Indiana Needs to Trade Paul George
Paul George's wants to play for a contender, and the Pacers aren't close to competing at that level. Their first-round sparring with the Cavaliers was competitive, but they were still swept. They don't immediately have a way to pivot out of the Monta Ellis and Al Jefferson deals, and they'll be hamstrung financially if they re-sign Jeff Teague and C.J. Miles (player option) and let the core marinate.
With team president Larry Bird stepping down, now is the perfect time for the Pacers to hit reset. Bird's successor, Kevin Pritchard, is 11 years his junior and, thus, better suited to play the long game. As Jared Wade of 8 Points, 9 Seconds wrote in a Twitter thread just after the Bird news broke:
"My initial thoughts: The Pacers, particularly in a rebuild, are better off under Pritchard. Larry has made many bad personnel moves of late. And I don’t believe Bird would have the demeanor and, really the stomach, for the asset-wrangling that needs to happen in Indiana right now. Whereas Pritch will go HARD trying to win deals, use savvy cap tricks and generally try to prove to everyone he remains an elite GM/NBA mind."
The Pacers will get a leg up on retaining George if he makes an All-NBA team. They'll be able to offer him a five-year extension worth in excess of $200 million—money he's not likely to turn down.

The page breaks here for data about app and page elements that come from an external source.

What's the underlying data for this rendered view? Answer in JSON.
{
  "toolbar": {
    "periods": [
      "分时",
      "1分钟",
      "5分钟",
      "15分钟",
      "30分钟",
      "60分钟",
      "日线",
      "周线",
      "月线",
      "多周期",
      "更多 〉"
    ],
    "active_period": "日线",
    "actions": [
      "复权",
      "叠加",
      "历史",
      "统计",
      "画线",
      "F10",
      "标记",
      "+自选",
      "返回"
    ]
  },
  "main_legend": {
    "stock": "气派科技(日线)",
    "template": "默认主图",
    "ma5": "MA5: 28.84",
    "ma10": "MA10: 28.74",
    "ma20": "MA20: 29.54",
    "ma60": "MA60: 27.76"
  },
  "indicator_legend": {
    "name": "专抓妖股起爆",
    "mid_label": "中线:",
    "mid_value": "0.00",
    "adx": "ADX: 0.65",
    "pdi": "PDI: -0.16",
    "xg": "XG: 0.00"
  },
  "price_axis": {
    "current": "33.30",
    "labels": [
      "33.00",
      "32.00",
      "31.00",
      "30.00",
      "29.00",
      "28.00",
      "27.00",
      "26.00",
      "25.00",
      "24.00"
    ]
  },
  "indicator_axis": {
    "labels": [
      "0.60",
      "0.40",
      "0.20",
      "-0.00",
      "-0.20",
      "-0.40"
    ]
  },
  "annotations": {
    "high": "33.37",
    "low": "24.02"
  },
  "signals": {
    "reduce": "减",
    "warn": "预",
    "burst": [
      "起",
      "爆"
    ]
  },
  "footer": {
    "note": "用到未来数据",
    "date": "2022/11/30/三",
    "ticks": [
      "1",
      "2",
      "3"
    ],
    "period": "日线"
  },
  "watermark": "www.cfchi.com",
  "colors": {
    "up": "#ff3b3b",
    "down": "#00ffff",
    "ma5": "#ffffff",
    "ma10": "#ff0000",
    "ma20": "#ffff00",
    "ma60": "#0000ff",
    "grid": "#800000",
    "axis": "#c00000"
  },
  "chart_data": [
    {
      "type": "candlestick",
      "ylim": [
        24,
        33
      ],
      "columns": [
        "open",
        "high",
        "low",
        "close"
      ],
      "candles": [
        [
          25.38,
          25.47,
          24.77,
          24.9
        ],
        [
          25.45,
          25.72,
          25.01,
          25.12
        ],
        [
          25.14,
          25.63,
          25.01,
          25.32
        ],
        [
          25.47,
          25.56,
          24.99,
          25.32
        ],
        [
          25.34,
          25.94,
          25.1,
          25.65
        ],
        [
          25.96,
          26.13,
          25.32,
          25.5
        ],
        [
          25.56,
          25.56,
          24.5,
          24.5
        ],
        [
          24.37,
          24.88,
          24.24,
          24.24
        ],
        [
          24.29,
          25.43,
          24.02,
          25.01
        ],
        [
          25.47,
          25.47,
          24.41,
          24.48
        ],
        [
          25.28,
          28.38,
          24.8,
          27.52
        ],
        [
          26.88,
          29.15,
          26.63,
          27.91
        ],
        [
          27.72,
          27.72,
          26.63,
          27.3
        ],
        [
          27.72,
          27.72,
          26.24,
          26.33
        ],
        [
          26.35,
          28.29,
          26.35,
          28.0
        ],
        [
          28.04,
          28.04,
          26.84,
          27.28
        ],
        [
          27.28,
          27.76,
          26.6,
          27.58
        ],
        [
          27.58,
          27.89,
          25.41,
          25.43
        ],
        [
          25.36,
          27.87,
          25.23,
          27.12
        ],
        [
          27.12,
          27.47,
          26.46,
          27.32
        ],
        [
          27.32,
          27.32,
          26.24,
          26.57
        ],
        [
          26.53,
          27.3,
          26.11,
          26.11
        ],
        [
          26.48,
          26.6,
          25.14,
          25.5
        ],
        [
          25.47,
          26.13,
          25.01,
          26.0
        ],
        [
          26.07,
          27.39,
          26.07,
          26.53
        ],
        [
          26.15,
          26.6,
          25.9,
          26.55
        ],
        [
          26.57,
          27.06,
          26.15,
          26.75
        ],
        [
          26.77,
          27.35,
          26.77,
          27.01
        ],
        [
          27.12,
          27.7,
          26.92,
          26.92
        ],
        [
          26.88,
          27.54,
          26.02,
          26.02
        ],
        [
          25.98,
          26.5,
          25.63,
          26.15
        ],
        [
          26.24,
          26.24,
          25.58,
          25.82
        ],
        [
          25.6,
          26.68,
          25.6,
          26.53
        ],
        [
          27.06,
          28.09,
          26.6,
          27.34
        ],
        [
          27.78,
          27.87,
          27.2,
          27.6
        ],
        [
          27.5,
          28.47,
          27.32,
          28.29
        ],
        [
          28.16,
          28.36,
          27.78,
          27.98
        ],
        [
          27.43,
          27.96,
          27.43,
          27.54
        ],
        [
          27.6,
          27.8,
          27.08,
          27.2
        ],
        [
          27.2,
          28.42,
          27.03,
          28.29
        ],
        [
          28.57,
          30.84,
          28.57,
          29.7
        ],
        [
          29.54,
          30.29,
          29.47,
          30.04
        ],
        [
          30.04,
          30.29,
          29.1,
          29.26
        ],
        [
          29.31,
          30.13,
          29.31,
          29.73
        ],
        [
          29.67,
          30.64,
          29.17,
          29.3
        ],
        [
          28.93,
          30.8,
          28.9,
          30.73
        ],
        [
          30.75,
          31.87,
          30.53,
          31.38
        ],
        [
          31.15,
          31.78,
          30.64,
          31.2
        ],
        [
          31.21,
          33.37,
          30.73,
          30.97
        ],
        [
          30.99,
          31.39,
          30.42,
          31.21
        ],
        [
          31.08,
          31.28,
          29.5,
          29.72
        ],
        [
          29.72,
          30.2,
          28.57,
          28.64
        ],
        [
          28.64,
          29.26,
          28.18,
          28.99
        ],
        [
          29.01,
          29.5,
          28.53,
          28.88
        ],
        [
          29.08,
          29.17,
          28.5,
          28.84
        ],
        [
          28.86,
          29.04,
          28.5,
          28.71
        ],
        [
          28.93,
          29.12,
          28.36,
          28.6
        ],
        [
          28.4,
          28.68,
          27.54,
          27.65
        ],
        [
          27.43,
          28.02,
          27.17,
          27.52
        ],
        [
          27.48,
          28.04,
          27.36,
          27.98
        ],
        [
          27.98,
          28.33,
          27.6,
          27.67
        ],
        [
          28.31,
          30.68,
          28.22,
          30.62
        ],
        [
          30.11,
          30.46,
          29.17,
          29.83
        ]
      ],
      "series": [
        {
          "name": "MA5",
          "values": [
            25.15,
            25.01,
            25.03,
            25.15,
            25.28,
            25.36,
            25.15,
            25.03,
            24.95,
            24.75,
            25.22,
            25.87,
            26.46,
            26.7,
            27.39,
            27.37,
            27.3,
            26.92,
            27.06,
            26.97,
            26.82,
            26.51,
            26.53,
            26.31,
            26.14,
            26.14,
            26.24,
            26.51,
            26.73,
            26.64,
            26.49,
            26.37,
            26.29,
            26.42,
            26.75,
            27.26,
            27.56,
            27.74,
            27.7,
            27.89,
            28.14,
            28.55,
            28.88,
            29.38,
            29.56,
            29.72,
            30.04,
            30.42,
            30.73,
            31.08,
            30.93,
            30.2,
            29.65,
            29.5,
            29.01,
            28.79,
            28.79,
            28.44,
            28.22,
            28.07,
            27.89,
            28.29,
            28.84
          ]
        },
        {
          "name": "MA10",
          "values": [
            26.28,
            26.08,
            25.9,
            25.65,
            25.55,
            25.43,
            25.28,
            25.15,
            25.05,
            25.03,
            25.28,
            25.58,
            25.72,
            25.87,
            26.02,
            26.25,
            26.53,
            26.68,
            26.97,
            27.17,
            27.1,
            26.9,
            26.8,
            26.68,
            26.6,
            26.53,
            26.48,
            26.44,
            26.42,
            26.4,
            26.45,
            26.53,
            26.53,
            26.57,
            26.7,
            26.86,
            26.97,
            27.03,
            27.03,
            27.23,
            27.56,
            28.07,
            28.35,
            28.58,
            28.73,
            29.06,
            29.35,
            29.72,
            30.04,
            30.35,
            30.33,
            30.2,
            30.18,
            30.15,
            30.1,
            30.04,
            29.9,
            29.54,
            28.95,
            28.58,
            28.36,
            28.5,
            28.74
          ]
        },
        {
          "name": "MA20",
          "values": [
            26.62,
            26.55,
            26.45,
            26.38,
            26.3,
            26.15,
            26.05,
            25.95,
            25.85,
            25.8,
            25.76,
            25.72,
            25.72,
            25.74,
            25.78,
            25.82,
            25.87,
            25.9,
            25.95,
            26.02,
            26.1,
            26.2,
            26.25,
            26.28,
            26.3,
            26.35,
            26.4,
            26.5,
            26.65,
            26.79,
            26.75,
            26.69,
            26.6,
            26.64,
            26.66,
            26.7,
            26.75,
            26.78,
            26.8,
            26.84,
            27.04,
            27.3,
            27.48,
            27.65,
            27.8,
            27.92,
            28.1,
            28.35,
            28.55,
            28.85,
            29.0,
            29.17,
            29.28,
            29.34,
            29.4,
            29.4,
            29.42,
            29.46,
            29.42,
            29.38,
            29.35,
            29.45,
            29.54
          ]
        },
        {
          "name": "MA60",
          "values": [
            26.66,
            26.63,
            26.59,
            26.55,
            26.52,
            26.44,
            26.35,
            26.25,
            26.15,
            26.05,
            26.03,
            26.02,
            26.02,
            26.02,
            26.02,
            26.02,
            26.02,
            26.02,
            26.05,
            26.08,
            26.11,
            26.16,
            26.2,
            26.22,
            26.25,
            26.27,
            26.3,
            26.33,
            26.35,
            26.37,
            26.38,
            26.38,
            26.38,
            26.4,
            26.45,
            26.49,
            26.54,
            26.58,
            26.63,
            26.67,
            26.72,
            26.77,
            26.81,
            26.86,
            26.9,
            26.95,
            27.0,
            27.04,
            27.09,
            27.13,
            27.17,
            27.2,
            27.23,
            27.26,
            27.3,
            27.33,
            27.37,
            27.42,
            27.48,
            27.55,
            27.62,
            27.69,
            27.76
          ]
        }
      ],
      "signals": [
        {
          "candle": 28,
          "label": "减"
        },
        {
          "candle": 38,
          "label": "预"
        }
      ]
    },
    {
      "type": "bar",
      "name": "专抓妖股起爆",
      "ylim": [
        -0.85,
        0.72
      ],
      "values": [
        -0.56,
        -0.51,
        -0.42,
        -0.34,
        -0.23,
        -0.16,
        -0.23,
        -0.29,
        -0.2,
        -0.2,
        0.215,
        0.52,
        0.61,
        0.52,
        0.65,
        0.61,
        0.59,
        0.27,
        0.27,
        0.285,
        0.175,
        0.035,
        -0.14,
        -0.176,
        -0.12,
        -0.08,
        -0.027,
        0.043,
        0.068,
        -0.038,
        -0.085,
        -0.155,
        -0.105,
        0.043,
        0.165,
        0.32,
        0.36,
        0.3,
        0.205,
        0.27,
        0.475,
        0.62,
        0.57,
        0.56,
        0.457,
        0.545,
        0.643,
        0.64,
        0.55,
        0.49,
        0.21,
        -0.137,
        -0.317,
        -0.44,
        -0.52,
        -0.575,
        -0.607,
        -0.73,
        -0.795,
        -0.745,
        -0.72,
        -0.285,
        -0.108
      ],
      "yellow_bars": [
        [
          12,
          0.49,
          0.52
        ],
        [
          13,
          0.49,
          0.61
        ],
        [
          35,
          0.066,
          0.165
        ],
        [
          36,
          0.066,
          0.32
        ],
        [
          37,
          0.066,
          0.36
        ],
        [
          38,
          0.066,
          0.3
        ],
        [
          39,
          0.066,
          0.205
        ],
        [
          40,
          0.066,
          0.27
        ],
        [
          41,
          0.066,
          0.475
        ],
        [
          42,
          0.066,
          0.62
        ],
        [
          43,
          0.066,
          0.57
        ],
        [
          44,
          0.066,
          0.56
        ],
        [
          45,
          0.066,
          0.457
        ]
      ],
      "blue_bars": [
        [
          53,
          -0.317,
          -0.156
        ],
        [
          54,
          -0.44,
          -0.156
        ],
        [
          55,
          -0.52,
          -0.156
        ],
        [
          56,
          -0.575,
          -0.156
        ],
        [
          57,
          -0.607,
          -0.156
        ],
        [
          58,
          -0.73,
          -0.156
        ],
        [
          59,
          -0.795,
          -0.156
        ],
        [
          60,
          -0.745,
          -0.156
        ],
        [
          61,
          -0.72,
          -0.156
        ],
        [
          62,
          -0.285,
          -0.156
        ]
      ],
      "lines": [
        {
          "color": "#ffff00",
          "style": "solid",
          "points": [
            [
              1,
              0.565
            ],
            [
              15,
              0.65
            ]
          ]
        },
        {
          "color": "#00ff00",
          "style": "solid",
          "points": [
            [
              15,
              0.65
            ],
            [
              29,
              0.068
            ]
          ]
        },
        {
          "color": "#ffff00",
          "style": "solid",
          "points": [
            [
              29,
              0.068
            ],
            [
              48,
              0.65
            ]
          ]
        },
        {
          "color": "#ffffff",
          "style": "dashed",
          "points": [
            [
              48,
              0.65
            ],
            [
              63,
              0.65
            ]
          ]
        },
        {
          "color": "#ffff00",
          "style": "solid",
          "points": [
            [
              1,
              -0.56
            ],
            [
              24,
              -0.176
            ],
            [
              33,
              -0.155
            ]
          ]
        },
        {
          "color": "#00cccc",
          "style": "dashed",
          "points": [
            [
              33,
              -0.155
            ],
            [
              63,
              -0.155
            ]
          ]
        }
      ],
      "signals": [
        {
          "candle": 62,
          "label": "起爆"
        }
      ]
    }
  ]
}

But that's a lot to shell out for one player. Add in new deals for Miles and Teague, plus Turner's extension after next season, and Indiana will be tying itself to specific core for the foreseeable future—only one member of which, Turner, has yet to reach his peak.
That's a precarious place to sit. And this the best-case scenario. If George doesn't earn All-NBA honors, everything changes. The Pacers can wait to see if he lands it next year, but then they risk him reaching free agency (player option) and leaving without compensation.
George remains "hell-bent" on getting himself to the Los Angeles Lakers, according to USA Today's Sam Amick. (This contradicts his purported desire to contend, but whatever.) Teams won't empty their asset armory to trade for him mid-year with that scenario hanging over their heads.
Dealing him before the season allows the Pacers to extract more value out of his departure. The right suitor will unload an alluring combination of picks and prospects in hopes one year with them convinces George to stick around long term. Those buyers can then be used as leverage against the Lakers, should they keep this year's top-three-protected pick and be willing to package the player they draft with a mix of their other youngsters.
Shopping George early beats the alternative of accepting pennies on the dollar or, worse, getting nothing at all later. It may even beat giving a $200-plus million extension to a 27-year-old who is unlikely to ever headline a squad better than what Indiana went to war with in 2012-13 and 2013-14.